# [About this exercise]
Copy all lines holding the word "title" from the entries.

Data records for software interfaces
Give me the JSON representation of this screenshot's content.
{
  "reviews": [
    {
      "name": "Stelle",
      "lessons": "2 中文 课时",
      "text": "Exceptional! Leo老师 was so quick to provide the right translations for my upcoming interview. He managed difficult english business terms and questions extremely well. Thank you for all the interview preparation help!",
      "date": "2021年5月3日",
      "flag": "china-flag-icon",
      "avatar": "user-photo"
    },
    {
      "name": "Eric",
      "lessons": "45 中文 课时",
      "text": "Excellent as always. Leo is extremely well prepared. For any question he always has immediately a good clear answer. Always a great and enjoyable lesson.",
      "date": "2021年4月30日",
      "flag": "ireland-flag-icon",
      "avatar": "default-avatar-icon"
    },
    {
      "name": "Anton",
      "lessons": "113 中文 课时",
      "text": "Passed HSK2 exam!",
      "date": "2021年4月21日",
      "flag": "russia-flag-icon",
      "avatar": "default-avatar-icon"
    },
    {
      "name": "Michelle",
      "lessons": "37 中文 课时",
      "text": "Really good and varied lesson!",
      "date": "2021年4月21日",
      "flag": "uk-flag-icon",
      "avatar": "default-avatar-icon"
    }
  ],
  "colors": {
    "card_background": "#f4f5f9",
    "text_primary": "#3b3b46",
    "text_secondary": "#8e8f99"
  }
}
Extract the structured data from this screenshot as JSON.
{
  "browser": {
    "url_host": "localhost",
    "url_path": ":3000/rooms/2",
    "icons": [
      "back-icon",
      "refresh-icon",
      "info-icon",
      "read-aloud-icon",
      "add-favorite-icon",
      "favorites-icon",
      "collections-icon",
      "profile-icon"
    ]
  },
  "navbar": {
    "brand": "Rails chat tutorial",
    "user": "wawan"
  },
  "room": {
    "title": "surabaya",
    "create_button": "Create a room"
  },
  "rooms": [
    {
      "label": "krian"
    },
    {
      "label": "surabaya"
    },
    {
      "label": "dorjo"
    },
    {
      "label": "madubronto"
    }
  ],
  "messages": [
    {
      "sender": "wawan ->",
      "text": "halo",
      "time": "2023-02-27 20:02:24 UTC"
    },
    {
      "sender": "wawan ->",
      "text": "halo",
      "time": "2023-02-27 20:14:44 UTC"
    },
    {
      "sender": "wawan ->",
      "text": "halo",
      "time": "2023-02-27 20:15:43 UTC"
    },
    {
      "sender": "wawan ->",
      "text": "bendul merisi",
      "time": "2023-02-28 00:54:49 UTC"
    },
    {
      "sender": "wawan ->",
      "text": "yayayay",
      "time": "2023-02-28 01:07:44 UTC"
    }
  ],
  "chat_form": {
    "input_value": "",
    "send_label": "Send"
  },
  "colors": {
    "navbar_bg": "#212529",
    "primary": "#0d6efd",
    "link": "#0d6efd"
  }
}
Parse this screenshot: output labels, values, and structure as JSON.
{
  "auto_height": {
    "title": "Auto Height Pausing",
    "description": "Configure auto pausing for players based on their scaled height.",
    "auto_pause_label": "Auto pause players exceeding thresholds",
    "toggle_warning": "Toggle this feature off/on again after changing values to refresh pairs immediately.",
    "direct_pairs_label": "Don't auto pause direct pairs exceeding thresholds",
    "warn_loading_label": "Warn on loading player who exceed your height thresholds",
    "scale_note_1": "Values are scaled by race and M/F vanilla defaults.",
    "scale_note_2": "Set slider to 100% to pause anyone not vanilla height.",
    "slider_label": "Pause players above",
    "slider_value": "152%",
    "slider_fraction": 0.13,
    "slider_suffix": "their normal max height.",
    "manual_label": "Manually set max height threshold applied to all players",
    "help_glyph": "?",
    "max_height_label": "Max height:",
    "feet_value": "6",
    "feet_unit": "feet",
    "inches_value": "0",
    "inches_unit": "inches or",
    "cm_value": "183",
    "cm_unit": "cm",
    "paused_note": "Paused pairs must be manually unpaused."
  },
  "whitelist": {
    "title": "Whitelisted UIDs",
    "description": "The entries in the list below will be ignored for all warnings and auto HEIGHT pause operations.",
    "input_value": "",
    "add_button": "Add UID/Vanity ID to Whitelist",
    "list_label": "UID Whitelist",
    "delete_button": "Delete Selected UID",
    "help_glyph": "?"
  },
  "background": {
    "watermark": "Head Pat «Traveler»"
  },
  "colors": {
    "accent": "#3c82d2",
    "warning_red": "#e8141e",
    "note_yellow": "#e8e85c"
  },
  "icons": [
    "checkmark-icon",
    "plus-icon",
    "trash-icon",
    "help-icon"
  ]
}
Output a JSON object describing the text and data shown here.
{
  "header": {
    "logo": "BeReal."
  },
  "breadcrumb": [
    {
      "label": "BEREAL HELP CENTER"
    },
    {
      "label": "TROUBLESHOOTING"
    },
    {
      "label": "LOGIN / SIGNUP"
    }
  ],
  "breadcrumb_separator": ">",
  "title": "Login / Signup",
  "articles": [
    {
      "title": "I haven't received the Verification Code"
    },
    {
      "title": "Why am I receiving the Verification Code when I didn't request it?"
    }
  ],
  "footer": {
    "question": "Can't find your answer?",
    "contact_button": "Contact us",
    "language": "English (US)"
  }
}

# [Your response]
    "title": "surabaya",
    "title": "Auto Height Pausing",
    "title": "Whitelisted UIDs",
  "title": "Login / Signup",
      "title": "I haven't received the Verification Code"
      "title": "Why am I receiving the Verification Code when I didn't request it?"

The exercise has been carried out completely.